What to work on —
Return each line of the entries that mentions the word "value".

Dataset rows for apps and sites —
═══

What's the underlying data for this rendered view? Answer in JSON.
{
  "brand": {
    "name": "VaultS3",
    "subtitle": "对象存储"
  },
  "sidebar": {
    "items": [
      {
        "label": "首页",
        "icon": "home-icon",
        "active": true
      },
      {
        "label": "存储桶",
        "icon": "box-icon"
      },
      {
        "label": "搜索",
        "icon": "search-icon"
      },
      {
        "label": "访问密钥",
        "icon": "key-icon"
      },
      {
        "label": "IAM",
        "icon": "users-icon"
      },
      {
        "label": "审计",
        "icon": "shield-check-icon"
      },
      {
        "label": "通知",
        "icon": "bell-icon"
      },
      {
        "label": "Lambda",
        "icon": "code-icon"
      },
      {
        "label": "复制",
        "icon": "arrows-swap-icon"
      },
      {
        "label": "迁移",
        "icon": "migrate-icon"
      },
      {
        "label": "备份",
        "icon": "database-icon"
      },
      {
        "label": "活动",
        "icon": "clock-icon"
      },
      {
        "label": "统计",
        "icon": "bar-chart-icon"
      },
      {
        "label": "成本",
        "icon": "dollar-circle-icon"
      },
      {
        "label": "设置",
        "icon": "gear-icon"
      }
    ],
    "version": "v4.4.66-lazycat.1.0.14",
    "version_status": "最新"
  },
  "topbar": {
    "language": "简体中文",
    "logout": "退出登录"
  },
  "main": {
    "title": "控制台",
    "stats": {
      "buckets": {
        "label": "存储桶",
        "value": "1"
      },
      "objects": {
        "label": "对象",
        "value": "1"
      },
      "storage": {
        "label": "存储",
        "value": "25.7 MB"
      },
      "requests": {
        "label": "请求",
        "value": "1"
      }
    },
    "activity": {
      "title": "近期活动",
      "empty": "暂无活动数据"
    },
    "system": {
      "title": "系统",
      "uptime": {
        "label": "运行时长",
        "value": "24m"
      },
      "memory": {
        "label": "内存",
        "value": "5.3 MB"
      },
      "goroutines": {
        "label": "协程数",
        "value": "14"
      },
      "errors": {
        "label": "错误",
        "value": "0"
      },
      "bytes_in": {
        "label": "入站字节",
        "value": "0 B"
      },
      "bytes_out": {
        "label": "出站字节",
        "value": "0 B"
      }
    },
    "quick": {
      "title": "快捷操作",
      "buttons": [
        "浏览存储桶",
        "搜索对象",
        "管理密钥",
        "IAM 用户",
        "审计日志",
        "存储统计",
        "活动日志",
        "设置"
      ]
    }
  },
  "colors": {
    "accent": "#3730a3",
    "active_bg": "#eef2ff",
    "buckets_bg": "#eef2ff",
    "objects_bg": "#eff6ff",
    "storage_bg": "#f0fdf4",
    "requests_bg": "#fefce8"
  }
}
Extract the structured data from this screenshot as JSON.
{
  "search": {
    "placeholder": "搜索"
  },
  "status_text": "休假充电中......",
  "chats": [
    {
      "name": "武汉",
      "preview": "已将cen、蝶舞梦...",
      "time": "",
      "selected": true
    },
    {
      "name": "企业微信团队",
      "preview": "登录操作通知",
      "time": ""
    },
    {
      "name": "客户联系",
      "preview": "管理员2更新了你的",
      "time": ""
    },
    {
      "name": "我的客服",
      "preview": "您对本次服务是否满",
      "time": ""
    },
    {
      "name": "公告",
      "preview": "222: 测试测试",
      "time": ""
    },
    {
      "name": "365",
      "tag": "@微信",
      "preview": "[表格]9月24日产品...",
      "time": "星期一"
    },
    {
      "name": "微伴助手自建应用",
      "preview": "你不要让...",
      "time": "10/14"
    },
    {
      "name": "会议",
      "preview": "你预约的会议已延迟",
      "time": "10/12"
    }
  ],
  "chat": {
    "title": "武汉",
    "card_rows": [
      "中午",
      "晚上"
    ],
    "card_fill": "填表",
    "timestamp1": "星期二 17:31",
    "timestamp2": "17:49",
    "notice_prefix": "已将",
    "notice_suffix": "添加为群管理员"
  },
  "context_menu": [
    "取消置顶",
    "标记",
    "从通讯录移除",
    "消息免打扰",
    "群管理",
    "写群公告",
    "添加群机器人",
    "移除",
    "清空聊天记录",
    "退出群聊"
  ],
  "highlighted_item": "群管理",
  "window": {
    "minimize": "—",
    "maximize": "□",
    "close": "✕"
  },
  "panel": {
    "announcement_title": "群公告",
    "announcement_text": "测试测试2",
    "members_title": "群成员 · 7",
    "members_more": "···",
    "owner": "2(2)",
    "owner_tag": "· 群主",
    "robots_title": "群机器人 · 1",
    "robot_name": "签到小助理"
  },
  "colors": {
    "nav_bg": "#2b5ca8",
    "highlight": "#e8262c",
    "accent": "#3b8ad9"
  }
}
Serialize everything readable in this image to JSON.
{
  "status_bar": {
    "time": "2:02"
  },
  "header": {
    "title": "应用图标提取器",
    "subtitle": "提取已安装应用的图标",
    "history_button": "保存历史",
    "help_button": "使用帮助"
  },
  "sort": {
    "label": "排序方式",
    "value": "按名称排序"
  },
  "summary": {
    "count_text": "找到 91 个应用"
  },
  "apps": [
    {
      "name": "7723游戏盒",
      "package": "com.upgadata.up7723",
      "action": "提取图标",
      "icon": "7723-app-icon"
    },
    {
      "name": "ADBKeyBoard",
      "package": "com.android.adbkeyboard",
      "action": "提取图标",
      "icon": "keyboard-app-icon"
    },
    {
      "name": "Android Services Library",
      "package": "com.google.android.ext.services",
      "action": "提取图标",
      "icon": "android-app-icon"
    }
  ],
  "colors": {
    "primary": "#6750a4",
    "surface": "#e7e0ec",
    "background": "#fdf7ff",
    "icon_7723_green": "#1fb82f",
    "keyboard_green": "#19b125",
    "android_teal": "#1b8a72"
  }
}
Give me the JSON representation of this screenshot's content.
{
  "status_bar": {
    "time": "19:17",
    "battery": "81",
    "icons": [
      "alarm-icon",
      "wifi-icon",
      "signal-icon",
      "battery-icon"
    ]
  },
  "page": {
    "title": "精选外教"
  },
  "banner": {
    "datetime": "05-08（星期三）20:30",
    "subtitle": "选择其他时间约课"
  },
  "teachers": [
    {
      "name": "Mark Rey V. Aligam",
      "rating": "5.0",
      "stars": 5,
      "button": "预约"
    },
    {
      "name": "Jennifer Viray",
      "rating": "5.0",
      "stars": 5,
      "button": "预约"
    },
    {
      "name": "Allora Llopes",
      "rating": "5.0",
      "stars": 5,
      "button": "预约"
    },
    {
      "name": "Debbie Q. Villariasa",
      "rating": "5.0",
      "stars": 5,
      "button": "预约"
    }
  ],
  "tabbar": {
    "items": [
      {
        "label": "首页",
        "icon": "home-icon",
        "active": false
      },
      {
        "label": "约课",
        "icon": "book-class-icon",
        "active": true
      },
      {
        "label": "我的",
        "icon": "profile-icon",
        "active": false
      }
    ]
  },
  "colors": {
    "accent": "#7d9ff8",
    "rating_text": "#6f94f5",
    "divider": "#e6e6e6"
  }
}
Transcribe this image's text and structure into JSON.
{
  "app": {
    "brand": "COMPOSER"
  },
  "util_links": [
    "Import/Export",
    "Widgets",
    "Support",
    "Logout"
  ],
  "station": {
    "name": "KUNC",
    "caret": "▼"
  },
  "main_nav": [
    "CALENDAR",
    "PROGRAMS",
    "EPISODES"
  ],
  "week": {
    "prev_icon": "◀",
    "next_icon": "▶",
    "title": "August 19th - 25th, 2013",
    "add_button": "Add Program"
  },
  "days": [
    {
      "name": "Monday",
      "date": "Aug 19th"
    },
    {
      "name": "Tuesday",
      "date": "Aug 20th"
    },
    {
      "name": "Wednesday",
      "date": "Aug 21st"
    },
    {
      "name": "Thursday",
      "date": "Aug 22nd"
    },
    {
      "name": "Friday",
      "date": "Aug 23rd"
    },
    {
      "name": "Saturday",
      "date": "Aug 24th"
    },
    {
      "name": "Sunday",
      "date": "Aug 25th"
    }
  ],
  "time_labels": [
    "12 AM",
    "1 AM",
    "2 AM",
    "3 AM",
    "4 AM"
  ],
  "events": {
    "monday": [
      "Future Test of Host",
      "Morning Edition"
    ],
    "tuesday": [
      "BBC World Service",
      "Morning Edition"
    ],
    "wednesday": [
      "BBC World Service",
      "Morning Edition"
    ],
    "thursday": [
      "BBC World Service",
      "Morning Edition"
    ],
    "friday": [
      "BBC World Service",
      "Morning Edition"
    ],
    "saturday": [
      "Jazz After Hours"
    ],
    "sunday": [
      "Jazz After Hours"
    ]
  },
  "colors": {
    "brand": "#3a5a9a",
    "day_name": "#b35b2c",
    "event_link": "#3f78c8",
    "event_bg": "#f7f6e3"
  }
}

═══

Response to the task —
        "value": "1"
        "value": "1"
        "value": "25.7 MB"
        "value": "1"
        "value": "24m"
        "value": "5.3 MB"
        "value": "14"
        "value": "0"
        "value": "0 B"
        "value": "0 B"
    "value": "按名称排序"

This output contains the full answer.